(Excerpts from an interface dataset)
⟨

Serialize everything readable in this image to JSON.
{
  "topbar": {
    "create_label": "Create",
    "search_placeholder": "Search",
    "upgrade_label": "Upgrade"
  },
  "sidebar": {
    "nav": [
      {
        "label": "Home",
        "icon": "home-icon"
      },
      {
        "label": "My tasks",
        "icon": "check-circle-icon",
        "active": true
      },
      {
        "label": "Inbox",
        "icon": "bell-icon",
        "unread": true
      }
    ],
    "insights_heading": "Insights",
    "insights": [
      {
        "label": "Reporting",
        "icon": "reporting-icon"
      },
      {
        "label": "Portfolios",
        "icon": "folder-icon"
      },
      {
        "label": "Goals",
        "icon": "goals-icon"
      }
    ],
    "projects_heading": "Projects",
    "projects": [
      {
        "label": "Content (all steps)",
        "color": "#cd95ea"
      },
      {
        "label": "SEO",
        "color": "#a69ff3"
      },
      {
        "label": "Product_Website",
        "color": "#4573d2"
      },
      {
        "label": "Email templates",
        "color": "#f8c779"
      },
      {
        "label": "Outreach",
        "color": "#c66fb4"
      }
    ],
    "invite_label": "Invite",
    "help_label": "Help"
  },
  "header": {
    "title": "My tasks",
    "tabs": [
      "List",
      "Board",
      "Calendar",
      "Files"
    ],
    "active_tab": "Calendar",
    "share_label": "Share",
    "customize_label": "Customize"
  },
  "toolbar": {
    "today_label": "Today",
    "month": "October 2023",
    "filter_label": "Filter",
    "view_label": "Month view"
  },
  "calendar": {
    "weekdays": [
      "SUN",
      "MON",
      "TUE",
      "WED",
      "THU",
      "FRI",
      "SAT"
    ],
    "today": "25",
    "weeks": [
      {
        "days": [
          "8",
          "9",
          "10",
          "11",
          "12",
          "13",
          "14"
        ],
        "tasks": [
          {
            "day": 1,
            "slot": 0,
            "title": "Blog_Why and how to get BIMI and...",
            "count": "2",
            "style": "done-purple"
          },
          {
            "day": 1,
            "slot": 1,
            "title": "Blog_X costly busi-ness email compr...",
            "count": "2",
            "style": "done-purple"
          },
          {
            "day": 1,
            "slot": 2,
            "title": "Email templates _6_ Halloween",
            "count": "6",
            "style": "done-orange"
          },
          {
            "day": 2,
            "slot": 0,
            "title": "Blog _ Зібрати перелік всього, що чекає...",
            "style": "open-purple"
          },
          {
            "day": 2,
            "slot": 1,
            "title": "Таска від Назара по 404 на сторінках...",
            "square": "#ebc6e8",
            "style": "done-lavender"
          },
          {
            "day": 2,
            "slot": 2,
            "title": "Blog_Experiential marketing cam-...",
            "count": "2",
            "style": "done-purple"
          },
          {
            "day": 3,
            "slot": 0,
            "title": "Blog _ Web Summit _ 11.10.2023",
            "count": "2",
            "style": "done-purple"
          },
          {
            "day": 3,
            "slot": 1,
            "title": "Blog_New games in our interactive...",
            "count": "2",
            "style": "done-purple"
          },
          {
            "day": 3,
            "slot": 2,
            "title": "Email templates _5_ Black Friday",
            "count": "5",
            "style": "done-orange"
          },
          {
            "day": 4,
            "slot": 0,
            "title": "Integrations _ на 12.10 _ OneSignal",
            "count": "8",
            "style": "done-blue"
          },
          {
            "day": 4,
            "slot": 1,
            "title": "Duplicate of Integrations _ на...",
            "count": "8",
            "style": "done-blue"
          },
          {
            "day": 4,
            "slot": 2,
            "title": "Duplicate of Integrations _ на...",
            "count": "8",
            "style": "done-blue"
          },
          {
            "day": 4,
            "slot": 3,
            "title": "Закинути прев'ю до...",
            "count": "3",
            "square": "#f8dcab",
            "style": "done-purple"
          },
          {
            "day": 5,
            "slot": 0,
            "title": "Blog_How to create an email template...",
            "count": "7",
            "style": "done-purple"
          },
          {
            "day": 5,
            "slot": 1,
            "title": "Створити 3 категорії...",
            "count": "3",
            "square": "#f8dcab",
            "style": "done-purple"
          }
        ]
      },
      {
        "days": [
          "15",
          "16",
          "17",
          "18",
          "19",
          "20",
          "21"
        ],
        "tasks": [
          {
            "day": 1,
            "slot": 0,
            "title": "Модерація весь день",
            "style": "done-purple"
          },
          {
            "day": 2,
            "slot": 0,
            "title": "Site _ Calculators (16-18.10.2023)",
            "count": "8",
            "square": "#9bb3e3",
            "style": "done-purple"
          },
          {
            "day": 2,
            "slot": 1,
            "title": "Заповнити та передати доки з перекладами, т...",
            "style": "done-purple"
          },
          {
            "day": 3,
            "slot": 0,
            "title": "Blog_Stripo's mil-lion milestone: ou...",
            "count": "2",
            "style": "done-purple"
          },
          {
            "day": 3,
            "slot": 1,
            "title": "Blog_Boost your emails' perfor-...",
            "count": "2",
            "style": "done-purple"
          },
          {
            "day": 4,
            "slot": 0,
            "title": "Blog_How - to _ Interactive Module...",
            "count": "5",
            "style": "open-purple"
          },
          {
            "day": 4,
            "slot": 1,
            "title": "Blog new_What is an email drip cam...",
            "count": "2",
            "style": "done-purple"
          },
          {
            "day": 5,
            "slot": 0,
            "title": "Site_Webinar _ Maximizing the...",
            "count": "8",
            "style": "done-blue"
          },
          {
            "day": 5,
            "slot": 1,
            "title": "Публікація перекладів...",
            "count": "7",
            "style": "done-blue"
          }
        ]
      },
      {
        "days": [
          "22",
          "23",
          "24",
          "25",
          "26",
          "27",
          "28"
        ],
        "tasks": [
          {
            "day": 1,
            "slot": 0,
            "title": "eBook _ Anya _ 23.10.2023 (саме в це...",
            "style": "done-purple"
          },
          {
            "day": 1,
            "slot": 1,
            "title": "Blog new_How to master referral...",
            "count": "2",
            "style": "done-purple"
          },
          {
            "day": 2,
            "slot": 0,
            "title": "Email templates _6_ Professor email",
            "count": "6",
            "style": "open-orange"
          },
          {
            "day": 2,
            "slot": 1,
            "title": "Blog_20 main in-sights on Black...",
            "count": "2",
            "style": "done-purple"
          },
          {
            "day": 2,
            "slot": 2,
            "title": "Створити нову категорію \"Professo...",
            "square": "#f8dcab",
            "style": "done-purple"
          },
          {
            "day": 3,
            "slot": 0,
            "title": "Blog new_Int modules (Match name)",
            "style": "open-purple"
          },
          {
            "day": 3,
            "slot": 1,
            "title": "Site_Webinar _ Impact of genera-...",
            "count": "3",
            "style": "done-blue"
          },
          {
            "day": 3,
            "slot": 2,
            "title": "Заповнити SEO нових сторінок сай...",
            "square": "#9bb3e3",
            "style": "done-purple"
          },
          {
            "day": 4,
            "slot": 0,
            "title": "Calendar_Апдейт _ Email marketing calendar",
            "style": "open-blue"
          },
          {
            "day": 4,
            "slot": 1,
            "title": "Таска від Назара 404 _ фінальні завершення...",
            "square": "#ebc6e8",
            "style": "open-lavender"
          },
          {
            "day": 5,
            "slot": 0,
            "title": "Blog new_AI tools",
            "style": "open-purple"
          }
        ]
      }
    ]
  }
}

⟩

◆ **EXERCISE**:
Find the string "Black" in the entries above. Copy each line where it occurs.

◆ **RESULT OF THIS EXERCISE**:
            "title": "Email templates _5_ Black Friday",
            "title": "Blog_20 main in-sights on Black...",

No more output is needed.